» **ASSIGNMENT**
In the data below, which lines hold the word "expanded"? Copy them.

============

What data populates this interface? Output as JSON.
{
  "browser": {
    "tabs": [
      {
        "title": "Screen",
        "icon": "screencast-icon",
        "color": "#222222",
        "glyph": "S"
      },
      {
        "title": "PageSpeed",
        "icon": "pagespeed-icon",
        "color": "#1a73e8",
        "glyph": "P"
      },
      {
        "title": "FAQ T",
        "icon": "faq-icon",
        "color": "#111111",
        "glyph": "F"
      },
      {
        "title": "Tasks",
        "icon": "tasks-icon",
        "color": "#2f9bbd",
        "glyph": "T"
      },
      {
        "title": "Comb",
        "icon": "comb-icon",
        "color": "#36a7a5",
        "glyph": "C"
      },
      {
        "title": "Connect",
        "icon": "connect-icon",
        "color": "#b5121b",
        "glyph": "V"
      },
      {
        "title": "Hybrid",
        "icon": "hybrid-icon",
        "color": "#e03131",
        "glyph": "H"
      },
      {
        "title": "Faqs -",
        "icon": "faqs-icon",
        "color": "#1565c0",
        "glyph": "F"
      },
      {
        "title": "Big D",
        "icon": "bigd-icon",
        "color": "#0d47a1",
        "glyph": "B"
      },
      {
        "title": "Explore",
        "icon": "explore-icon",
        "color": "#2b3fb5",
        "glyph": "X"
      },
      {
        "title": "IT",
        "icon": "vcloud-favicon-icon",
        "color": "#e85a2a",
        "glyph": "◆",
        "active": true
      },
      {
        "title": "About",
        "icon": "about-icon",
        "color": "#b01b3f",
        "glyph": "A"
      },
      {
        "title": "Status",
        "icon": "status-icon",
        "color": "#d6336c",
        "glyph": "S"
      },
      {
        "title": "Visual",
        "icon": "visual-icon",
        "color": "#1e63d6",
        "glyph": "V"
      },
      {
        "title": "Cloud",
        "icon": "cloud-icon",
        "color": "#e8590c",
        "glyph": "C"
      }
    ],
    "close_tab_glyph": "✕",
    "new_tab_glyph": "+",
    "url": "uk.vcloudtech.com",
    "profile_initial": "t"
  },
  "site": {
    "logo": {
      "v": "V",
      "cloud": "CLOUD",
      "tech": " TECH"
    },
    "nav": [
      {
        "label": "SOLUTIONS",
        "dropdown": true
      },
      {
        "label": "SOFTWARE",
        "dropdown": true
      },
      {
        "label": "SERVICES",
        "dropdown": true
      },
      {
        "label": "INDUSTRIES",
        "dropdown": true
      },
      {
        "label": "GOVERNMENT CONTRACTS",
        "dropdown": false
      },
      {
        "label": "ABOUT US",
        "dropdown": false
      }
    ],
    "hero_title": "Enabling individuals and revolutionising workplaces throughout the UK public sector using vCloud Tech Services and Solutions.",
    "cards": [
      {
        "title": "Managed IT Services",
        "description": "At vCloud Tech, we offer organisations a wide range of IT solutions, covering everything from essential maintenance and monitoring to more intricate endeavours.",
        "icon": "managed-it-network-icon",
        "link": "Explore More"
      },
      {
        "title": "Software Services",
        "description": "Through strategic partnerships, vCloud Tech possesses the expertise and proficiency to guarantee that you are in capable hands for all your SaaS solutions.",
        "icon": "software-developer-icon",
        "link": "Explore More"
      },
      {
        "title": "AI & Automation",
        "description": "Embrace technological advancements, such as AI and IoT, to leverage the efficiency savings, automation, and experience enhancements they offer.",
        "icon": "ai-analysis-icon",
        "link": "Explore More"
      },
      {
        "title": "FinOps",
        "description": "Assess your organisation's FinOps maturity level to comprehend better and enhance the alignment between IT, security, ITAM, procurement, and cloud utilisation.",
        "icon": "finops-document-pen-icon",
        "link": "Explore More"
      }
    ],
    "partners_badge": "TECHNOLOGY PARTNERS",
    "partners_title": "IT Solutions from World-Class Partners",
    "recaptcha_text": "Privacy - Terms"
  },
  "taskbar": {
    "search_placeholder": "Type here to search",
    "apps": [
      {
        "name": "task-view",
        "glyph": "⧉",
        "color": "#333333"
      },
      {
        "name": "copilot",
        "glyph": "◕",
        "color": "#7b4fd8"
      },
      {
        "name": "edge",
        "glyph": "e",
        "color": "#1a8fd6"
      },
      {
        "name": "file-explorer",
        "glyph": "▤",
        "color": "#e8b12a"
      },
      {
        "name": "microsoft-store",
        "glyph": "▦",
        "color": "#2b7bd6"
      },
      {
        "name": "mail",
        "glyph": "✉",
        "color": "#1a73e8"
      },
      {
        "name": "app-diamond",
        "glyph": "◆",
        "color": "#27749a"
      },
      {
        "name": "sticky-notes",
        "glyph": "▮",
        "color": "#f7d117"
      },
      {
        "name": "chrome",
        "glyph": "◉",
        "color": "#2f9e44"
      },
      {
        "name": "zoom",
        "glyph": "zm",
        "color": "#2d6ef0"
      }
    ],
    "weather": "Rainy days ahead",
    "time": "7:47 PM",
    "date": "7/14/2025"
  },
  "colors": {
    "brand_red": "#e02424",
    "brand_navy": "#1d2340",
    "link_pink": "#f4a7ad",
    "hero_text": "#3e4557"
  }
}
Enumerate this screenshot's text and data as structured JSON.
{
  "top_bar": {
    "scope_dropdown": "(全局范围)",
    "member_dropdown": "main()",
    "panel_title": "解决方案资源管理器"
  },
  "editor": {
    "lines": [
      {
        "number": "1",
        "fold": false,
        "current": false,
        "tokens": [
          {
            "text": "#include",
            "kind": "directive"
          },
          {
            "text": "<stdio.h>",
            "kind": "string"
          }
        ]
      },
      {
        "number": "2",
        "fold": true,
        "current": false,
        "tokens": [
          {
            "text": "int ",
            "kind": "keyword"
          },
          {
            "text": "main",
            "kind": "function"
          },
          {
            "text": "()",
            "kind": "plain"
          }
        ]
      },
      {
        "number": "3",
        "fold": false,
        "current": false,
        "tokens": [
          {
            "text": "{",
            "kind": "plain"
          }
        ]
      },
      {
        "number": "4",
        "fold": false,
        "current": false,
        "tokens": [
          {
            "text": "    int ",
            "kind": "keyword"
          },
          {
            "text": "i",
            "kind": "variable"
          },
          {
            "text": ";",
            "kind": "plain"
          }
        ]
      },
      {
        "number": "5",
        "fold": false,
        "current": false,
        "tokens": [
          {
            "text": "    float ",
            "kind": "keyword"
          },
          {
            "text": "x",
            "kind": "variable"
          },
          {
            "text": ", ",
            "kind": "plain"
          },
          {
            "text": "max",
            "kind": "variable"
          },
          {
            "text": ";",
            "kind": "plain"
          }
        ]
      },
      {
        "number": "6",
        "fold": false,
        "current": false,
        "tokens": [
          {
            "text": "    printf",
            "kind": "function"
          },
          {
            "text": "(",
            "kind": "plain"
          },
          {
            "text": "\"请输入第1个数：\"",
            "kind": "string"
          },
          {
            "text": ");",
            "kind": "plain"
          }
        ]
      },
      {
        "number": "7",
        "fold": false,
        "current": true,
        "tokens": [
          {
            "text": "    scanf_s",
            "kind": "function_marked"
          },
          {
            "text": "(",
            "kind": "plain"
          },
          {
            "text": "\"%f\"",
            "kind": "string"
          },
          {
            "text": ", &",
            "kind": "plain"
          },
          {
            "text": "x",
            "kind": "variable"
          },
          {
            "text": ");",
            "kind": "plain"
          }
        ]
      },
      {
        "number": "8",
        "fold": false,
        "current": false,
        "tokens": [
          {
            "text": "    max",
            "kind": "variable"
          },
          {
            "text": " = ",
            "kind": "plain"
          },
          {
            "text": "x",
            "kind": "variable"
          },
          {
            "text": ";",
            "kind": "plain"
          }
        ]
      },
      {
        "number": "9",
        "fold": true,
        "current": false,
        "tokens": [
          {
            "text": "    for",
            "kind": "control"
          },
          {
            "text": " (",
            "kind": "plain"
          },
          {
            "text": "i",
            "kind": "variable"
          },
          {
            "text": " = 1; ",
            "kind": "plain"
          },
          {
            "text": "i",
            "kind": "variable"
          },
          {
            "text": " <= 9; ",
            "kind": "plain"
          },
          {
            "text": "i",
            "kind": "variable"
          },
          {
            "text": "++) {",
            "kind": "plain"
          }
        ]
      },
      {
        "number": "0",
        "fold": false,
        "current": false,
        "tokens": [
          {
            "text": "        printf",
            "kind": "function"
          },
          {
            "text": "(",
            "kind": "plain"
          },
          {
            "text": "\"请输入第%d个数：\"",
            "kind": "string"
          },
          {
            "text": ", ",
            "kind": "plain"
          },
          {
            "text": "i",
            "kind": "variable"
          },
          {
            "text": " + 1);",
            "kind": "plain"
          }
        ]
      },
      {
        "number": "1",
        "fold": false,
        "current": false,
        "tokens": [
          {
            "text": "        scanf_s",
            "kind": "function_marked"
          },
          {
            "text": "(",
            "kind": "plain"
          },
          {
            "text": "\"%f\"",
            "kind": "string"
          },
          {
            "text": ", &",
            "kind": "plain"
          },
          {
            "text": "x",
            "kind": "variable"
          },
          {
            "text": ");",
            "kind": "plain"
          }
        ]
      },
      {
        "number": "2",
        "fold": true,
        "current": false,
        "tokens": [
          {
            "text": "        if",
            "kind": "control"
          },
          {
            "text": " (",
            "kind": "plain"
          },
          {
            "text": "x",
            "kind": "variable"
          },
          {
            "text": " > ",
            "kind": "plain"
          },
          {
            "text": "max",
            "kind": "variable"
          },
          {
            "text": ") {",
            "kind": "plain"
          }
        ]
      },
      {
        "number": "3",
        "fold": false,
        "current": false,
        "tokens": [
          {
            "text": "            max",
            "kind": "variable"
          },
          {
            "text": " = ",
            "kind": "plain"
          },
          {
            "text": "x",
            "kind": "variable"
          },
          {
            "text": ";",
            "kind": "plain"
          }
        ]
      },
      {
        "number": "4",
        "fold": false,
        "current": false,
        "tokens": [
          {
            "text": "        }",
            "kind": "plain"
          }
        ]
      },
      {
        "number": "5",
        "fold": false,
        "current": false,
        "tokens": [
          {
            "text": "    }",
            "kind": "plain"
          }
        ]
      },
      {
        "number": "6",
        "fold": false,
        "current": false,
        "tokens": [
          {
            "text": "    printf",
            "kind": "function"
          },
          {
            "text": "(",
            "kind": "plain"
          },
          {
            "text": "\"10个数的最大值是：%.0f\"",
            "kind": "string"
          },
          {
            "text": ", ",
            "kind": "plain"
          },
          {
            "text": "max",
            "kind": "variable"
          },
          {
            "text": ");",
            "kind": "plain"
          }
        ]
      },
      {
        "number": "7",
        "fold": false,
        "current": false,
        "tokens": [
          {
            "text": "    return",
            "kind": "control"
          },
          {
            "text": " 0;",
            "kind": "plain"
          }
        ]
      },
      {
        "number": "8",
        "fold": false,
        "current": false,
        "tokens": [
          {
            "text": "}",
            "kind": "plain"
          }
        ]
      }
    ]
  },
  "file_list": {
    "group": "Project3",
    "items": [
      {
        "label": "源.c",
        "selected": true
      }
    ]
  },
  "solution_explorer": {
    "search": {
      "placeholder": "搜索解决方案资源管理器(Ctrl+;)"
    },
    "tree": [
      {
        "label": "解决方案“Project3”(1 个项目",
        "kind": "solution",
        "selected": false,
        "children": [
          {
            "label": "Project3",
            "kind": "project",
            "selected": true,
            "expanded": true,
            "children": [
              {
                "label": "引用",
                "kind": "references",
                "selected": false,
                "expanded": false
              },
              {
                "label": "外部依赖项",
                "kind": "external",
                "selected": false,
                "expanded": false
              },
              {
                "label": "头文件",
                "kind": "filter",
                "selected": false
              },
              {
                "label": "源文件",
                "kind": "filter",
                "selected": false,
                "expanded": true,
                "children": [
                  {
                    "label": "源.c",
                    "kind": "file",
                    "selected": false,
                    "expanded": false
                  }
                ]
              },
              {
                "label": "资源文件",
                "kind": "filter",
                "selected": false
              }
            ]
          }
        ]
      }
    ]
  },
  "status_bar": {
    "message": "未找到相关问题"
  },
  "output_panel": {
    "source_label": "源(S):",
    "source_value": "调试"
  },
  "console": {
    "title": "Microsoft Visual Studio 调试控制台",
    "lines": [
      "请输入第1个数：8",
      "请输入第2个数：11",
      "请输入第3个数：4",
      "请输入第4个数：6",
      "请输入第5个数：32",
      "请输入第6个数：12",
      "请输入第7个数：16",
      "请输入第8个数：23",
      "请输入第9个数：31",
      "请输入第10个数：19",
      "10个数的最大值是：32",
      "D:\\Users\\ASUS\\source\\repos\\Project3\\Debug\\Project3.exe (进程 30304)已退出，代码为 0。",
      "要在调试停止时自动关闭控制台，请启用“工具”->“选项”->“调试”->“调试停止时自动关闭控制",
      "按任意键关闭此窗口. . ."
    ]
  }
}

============

» **TASK RESPONSE**
            "expanded": true,
                "expanded": false
                "expanded": false
                "expanded": true,
                    "expanded": false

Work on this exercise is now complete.